- **Source data**
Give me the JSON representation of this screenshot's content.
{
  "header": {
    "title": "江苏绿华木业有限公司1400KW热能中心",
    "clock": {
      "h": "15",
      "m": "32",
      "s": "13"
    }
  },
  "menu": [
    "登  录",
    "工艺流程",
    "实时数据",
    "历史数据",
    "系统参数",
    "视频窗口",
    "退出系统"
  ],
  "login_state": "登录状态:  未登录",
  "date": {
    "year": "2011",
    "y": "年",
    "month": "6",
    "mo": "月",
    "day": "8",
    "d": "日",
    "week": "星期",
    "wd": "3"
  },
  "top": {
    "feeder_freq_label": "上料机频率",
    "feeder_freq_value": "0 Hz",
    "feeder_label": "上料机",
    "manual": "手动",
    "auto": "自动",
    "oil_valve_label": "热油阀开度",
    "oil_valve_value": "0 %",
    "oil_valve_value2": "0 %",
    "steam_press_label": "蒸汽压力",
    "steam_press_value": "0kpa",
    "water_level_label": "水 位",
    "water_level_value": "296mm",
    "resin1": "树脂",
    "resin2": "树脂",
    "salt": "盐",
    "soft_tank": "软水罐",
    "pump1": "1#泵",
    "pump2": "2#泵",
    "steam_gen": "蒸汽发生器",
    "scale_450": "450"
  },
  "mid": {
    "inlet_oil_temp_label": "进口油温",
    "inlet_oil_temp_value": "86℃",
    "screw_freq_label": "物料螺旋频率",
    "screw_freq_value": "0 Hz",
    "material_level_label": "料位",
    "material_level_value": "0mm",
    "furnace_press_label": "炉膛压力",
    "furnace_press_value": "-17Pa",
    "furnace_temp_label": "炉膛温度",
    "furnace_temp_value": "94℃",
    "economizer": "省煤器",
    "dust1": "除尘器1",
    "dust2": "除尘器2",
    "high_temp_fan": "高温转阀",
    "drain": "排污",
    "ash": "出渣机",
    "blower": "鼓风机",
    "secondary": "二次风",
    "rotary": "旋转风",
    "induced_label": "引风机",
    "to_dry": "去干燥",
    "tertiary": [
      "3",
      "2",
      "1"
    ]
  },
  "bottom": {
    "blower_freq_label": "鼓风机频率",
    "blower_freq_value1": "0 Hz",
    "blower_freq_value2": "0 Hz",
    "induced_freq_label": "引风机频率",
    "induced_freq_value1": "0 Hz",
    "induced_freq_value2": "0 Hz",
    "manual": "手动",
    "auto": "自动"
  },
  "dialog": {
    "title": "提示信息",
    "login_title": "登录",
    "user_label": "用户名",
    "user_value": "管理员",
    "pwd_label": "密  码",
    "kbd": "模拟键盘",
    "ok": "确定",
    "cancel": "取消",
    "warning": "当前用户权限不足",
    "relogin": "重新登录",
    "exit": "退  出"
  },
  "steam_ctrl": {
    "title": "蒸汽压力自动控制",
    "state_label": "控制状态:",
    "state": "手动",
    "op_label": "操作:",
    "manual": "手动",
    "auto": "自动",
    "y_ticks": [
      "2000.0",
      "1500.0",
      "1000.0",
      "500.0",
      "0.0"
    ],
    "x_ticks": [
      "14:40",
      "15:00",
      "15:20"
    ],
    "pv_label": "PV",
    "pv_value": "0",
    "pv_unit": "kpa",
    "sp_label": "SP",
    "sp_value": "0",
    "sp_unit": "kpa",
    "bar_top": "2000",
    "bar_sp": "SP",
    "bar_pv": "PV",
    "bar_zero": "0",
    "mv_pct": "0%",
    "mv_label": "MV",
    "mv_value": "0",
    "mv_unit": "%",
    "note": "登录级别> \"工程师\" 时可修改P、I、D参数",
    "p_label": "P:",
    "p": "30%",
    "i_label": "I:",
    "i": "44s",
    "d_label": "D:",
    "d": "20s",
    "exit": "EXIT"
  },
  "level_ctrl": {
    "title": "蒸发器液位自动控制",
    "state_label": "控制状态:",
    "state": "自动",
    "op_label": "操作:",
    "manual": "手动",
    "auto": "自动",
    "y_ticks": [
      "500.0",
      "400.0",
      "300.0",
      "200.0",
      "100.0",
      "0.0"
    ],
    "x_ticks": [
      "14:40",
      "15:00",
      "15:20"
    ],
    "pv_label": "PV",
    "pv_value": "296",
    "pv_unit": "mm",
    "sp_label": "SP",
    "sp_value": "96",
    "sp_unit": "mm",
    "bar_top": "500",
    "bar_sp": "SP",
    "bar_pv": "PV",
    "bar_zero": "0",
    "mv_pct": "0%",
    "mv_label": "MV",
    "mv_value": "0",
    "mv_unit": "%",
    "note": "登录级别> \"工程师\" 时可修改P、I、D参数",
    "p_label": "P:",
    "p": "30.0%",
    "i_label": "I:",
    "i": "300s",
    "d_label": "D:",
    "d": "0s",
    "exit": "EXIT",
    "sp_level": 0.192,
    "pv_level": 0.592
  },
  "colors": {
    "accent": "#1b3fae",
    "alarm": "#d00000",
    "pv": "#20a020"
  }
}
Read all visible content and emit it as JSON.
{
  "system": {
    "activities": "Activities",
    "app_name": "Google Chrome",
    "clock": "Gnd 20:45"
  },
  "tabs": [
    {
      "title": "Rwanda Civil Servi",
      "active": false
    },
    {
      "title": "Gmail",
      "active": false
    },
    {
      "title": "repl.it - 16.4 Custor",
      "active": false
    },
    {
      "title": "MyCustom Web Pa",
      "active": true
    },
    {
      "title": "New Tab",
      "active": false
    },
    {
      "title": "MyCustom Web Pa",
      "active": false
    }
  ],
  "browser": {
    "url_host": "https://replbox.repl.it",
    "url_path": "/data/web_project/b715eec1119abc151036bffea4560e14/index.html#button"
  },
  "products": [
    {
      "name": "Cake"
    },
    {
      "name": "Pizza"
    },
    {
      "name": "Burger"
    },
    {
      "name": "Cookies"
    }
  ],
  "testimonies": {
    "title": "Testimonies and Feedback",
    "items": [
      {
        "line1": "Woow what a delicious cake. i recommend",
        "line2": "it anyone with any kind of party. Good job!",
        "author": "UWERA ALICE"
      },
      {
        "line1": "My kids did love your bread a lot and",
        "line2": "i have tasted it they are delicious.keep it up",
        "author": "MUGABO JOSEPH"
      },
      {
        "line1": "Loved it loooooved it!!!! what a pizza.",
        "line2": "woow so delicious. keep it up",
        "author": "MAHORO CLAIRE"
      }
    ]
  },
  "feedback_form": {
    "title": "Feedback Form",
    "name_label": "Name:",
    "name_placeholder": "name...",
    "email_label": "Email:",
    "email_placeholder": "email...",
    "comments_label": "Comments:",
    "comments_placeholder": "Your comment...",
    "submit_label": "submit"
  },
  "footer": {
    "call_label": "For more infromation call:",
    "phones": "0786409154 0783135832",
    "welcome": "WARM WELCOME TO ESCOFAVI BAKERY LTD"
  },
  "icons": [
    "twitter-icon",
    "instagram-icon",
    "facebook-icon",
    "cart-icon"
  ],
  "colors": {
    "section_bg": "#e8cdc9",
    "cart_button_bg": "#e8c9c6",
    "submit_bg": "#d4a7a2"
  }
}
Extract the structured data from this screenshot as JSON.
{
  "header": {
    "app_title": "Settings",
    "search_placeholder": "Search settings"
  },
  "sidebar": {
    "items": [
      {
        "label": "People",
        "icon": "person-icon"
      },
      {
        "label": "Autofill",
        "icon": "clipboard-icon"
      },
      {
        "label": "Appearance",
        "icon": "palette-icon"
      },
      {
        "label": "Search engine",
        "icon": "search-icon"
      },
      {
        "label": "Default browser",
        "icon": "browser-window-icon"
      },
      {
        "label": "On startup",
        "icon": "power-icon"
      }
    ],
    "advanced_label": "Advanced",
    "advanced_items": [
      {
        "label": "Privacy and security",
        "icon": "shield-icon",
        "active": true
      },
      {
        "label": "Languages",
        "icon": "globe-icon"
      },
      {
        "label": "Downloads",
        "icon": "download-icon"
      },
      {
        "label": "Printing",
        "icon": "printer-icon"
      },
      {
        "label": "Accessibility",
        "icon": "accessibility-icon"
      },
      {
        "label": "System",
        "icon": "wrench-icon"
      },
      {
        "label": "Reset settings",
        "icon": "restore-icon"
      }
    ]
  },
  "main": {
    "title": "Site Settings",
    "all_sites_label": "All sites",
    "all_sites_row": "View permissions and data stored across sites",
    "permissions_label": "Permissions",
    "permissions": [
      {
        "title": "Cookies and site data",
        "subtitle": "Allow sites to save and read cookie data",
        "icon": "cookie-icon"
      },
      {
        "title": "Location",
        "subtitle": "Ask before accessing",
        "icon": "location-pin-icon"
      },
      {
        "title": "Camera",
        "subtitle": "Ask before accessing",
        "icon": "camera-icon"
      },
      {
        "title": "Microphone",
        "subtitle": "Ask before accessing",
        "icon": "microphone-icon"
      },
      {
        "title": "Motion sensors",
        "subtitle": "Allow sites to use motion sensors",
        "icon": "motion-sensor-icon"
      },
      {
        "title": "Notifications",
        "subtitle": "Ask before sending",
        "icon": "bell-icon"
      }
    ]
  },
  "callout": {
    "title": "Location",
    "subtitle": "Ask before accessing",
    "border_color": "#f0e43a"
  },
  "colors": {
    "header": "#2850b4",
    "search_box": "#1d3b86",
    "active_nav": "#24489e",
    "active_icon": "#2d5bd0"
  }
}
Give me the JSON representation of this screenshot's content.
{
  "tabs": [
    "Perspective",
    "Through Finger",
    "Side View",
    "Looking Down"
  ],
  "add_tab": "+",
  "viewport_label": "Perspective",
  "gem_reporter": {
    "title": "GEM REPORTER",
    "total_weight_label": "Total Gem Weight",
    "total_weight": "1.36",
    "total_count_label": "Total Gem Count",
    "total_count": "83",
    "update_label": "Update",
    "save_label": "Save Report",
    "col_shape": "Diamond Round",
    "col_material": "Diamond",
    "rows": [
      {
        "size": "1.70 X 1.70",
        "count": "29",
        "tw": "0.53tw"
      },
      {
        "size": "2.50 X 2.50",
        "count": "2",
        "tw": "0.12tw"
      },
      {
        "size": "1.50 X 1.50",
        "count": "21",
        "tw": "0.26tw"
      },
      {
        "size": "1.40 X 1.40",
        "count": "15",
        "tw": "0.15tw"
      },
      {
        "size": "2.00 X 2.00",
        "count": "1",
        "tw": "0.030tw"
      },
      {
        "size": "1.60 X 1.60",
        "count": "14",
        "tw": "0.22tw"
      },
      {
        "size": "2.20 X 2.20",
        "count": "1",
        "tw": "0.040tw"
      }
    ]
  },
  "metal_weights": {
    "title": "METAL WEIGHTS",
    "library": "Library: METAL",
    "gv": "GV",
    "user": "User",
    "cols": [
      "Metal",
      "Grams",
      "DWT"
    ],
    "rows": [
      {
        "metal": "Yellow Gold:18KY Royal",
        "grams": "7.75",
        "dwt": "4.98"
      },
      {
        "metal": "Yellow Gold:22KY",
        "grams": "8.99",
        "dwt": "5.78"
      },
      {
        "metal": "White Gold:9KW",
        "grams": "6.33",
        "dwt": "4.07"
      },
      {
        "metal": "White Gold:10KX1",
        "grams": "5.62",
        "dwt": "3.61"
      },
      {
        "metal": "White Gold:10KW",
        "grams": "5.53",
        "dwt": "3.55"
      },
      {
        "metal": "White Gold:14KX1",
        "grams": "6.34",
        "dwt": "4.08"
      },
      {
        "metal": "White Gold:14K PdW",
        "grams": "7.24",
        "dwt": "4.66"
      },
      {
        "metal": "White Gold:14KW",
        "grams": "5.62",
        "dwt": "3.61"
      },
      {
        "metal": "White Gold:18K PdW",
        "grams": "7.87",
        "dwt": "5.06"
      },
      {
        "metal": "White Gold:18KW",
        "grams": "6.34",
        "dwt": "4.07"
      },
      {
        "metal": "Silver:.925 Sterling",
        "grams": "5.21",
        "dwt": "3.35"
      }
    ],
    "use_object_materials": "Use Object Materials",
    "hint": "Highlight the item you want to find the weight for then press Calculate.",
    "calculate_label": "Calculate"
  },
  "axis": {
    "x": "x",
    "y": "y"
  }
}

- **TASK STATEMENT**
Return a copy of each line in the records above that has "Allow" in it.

- **ANSWER FOR THIS EXERCISE**
        "subtitle": "Allow sites to save and read cookie data",
        "subtitle": "Allow sites to use motion sensors",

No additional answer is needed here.